This leads to Salman trying to move mountains and stop wars by sticking his arms out and grunting earnestly, over and over. These are supposed to be emotionally hardcore scenes depicting naive wholesomeness and a good heart. They come across unbearably farcical, crippled by what is possibly the worst performance of Salman’s chequered career. Tubelight means well, an anti-war movie that illustrates the pointlessness of battle and the importance of not actively hating those you are at war with, and while its simplistic message is timely and admirable, the film is rendered unwatchable because of the leading man.Kabir has always been good with war sequences, but while the ones in this film are mounted on an impressive scale and efficiently shot, the choreography is baffling. A row of soldiers stands in position, and when enemies open fire, they all fall to the ground, shot in the right shoulder at the exact same time.
Everyone besides Salman is good here, which is again a new thing to write about a star whose screen-presence and spontaneous charisma has carried him through many a horrid film. We get fine performances from bright Chinese actress Zhu Zhu and, most memorably, moon-faced child Matin Rey Tangu, who should have swiftly replaced the lead. These two play Indians of Chinese origin, facing hostility and prejudice during the Sino-Indian conflict, and it must be emphasised how unforgivable it is to cast a Chinese actress alongside a kid from Arunachal Pradesh here, as if to say it’s all the same.
Alongside the Khan brothers who look to have been inflated with tyre-pumps, there is a strong cast, the norm at a time Indian casting directors have come good. We have the infallible Brijendra Kala smiling, possibly at the thought of his cheque, while Yashpal Sharma hams uncharacteristically hard, chewing on and repeating each line a couple of times as if to make it more palatable. Meanwhile, supporters of arthouse cinema may find it therapeutic to watch a strong thespian like Mohammad Zeeshan Ayyub wallop the megastar a few times.
Zeeshan, in fact, is particularly good as a knock-kneed meanie, but there’s only that much he is allowed to do, as this film – and everyone in it – constantly makes way.
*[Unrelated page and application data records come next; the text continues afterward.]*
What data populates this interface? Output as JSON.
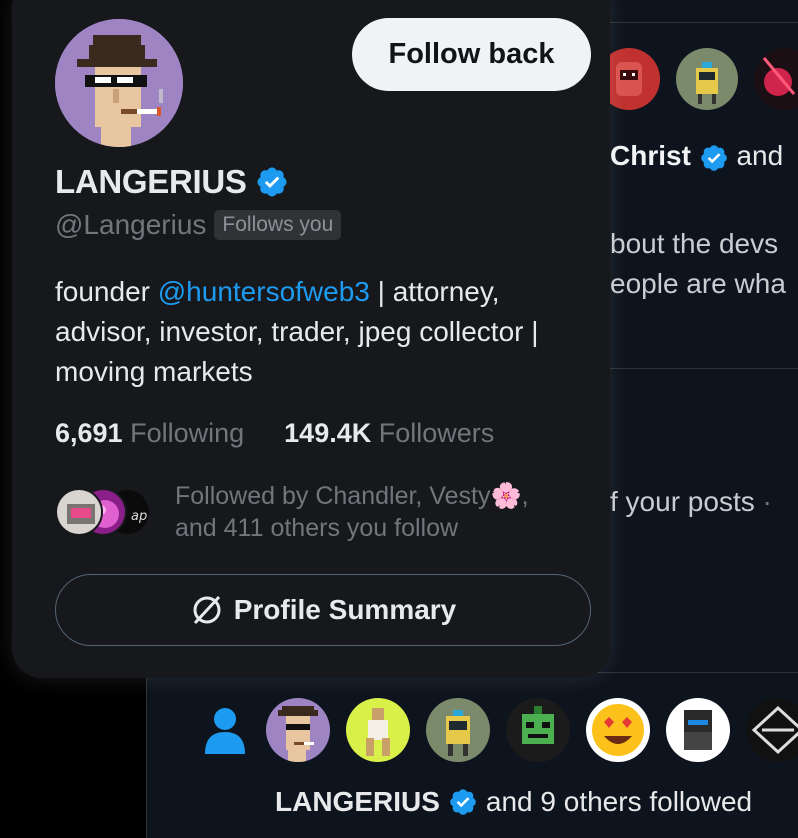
{
  "hover_card": {
    "follow_button_label": "Follow back",
    "display_name": "LANGERIUS",
    "handle": "@Langerius",
    "follows_you_badge": "Follows you",
    "bio": {
      "prefix": "founder ",
      "mention": "@huntersofweb3",
      "line1_rest": " | attorney,",
      "line2": "advisor, investor, trader, jpeg collector |",
      "line3": "moving markets"
    },
    "stats": {
      "following_count": "6,691",
      "following_label": "Following",
      "followers_count": "149.4K",
      "followers_label": "Followers"
    },
    "mutuals": {
      "line1": "Followed by Chandler, Vesty",
      "emoji": "🌸",
      "line1_end": ",",
      "line2": "and 411 others you follow",
      "avatar_badge_text": "ap"
    },
    "profile_summary_label": "Profile Summary"
  },
  "background_feed": {
    "text_christ": "Christ",
    "text_and": "and",
    "text_about_devs": "bout the devs",
    "text_people_are": "eople are wha",
    "text_your_posts": "f your posts",
    "text_dot": "·",
    "likes_caption_name": "LANGERIUS",
    "likes_caption_rest": "and 9 others followed"
  },
  "colors": {
    "accent": "#1d9bf0",
    "card_bg": "#16181c",
    "feed_bg": "#0e141d",
    "muted_text": "#71767b",
    "avatar_bg": "#9f84c4"
  },
  "icons": [
    "verified-badge-icon",
    "person-icon",
    "profile-summary-icon"
  ]
}
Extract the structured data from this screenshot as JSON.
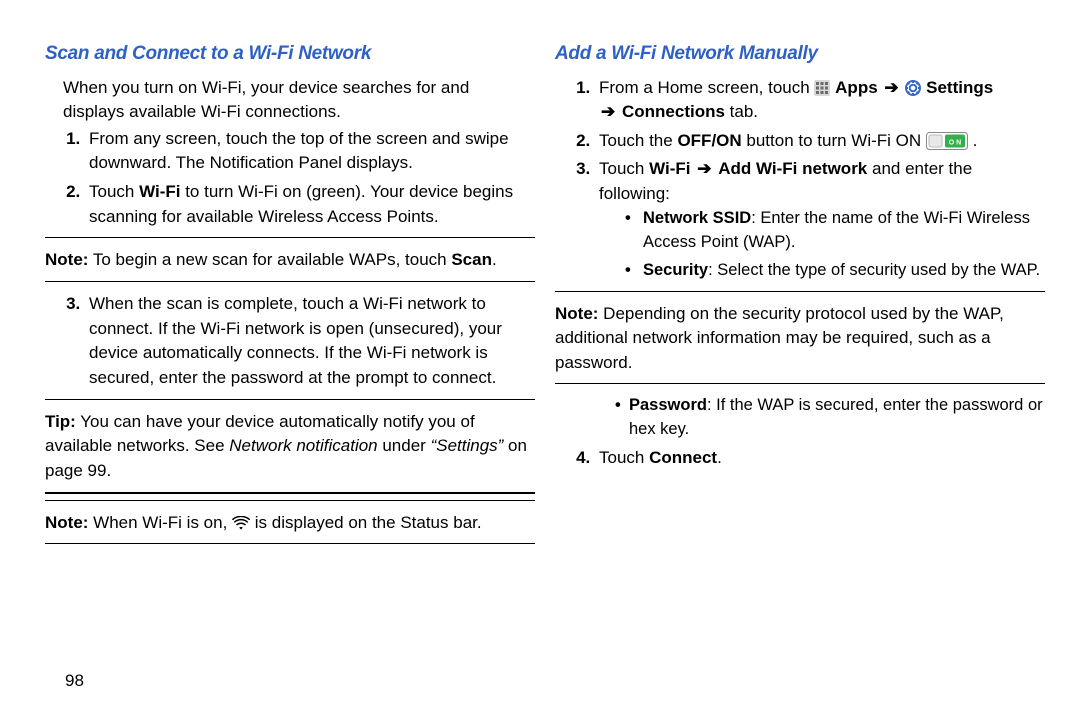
{
  "page_number": "98",
  "left": {
    "heading": "Scan and Connect to a Wi-Fi Network",
    "intro": "When you turn on Wi-Fi, your device searches for and displays available Wi-Fi connections.",
    "step1": "From any screen, touch the top of the screen and swipe downward. The Notification Panel displays.",
    "step2_a": "Touch ",
    "step2_wifi": "Wi-Fi",
    "step2_b": " to turn Wi-Fi on (green). Your device begins scanning for available Wireless Access Points.",
    "note1_label": "Note:",
    "note1_a": " To begin a new scan for available WAPs, touch ",
    "note1_scan": "Scan",
    "note1_b": ".",
    "step3": "When the scan is complete, touch a Wi-Fi network to connect. If the Wi-Fi network is open (unsecured), your device automatically connects. If the Wi-Fi network is secured, enter the password at the prompt to connect.",
    "tip_label": "Tip:",
    "tip_a": " You can have your device automatically notify you of available networks. See ",
    "tip_i": "Network notification",
    "tip_b": " under ",
    "tip_ref": "“Settings”",
    "tip_c": " on page 99.",
    "note2_label": "Note:",
    "note2_a": " When Wi-Fi is on, ",
    "note2_b": " is displayed on the Status bar."
  },
  "right": {
    "heading": "Add a Wi-Fi Network Manually",
    "step1_a": "From a Home screen, touch ",
    "step1_apps": "Apps",
    "step1_settings": "Settings",
    "step1_conn": "Connections",
    "step1_tab": " tab.",
    "step2_a": "Touch the ",
    "step2_offon": "OFF/ON",
    "step2_b": " button to turn Wi-Fi ON  ",
    "step2_c": ".",
    "step3_a": "Touch ",
    "step3_wifi": "Wi-Fi",
    "step3_add": "Add Wi-Fi network",
    "step3_b": " and enter the following:",
    "b1_label": "Network SSID",
    "b1_txt": ": Enter the name of the Wi-Fi Wireless Access Point (WAP).",
    "b2_label": "Security",
    "b2_txt": ": Select the type of security used by the WAP.",
    "note_label": "Note:",
    "note_txt": " Depending on the security protocol used by the WAP, additional network information may be required, such as a password.",
    "b3_label": "Password",
    "b3_txt": ": If the WAP is secured, enter the password or hex key.",
    "step4_a": "Touch ",
    "step4_conn": "Connect",
    "step4_b": "."
  }
}
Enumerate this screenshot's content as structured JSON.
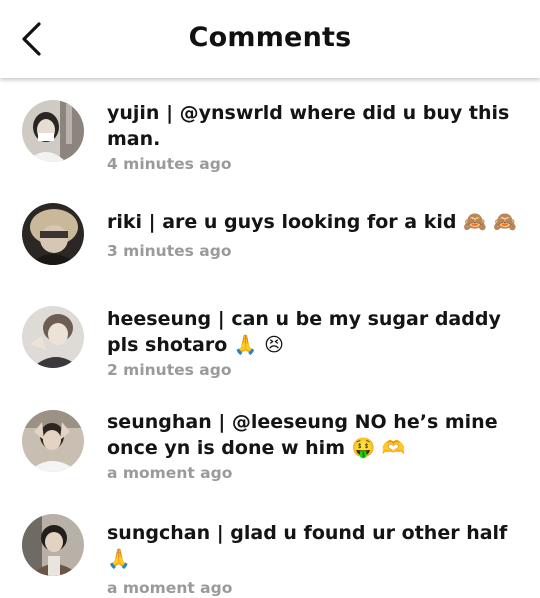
{
  "header": {
    "title": "Comments"
  },
  "comments": [
    {
      "text": "yujin | @ynswrld where did u buy this man.",
      "time": "4 minutes ago"
    },
    {
      "text": "riki | are u guys looking for a kid 🙈 🙈",
      "time": "3 minutes ago"
    },
    {
      "text": "heeseung | can u be my sugar daddy pls shotaro 🙏 😣",
      "time": "2 minutes ago"
    },
    {
      "text": "seunghan | @leeseung NO he’s mine once yn is done w him 🤑 🫶",
      "time": "a moment ago"
    },
    {
      "text": "sungchan | glad u found ur other half 🙏",
      "time": "a moment ago"
    }
  ]
}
It’s the Salman Khan show, and here he is bobbing his head and widening his eyes, with all the expressiveness of a hurriedly drawn thumb-puppet.
Faith may indeed move mountains. It’s a taller ask to make the mountain act.